Antipsychotic Drug Risperdal. A trial in Philadelphia state court over breast growth in an adolescent boy allegedly caused by the antipsychotic drug Risperdal (risperidone), has been paused until early December so the company can turn over more evidence for the boy’s attorneys to review.
Risperdal Trial Paused. Judge Kenneth Powell of the Philadelphia Court of Common Pleas ordered Janssen Pharmaceuticals Inc., a unit of Johnson & Johnson, to provide evidence, documents, reports and other nonprivileged information relating to “reanalysis data” to the attorneys representing the boy. The 11-year-old boy took the drug to treat Tourette’s syndrome, according to court documents, Law360 reports.
The trail began last month with arguments that the pharmaceutical company had worked to sell the medication to pediatric doctors despite the lack of approval for pediatric uses. Attorneys for the boy told the jury that improper marketing led a pediatric neurologist to prescribe Risperdal to treat symptoms of Tourette’s syndrome without a proper understanding of the risks of breast growth associated with the drug.
“powerful antipsychotic drug” was promoted and marketed for children
The attorneys said the “powerful antipsychotic drug” was promoted and marketed for children even though it was not approved for them. “[T]he drug was never ever, to this day sitting here in this courtroom, approved for children with Tourette’s.

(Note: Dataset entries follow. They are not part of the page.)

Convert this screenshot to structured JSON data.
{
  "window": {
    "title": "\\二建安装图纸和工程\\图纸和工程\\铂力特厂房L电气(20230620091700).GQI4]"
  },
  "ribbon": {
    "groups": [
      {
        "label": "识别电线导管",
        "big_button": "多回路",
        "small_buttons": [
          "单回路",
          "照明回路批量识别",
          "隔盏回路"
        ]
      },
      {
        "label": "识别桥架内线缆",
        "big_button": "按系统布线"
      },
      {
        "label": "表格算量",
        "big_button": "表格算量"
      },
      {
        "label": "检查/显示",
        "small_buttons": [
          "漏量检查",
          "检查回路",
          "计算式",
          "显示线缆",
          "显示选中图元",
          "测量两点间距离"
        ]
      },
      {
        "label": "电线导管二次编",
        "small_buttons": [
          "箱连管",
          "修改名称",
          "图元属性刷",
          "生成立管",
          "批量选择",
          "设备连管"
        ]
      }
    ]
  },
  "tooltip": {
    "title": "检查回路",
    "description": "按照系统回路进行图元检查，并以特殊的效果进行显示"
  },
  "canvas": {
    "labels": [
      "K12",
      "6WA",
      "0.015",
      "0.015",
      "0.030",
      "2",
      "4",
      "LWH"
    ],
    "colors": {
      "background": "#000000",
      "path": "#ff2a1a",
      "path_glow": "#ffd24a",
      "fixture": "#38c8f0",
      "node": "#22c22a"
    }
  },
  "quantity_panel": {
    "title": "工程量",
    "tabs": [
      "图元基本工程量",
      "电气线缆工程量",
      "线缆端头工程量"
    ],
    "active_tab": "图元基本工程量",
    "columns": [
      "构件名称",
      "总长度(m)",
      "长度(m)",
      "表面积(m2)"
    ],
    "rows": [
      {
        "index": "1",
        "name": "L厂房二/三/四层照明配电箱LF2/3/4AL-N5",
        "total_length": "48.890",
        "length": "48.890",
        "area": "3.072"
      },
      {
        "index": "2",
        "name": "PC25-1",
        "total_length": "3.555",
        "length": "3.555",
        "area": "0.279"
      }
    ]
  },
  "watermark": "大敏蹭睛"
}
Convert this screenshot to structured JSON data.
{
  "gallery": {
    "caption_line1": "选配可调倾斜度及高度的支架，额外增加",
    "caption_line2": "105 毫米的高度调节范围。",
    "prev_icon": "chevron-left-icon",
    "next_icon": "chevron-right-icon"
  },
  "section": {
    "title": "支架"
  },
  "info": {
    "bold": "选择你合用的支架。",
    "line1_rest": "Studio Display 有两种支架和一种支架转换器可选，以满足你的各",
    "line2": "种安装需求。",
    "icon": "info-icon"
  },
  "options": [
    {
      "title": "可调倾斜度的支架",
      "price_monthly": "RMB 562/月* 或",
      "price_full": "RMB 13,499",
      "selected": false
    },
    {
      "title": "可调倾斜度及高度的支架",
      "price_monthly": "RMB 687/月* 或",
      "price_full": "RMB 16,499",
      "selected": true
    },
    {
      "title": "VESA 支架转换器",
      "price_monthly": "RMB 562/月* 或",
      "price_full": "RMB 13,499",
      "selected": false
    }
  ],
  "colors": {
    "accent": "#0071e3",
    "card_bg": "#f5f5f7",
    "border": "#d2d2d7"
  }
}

But Janssen Pharmaceuticals had different ideas and that affected what they were willing to tell doctors about the drug and what its real risks were.” The attorneys say Janssen failed to adequately warn consumers about the risk of gynecomastia — the growth of breasts in boys or men—associated with Risperdal.
Risperdal was approved by the Food and Drug Administration (FDA) in 1993 and reached peak sales of $4.5 billion in 2007, according to Law360. At the time the boy was prescribed Risperdal, the warning label indicated that gynecomastia was a rare side effect in adults, occurring in fewer than one in 1,000 patients.
According to the attorneys, J&J had data showing that the side effect was much more common in adolescents. The Risperdal label was updated in October 2006, when Risperdal received FDA approval for use in children with autism. The revised label indicates that there is a 2.3 percent rate of gynecomastia in adolescents taking the drug.
The boy took Antipsychotic Drug Risperdal for about three years beginning in February 2006 to treat the twitches and tics that are symptoms of Tourette’s. The boy put on weight and part of the weight gain was from permanent breast tissue he developed, Law360 reports. He ultimately underwent surgery to have the breasts removed, but before then he suffered substantial emotional distress from being teased and taunted, his lawyers said.
Juries split verdicts in two earlier Risperdal cases. In the first case, a jury hit J&J with a $2.5 million verdict after finding not only that the company had failed to provide adequate warnings but also that Risperdal was a primary cause of breast growth in the plaintiff, who was prescribed Risperdal as a 7-year-old.
In the second case, the jury found that Janssen’s warnings were inadequate, but also found that there was not enough evidence that the boy’s gynecomastia had been caused by the drug. The jury awarded no damages in the second case.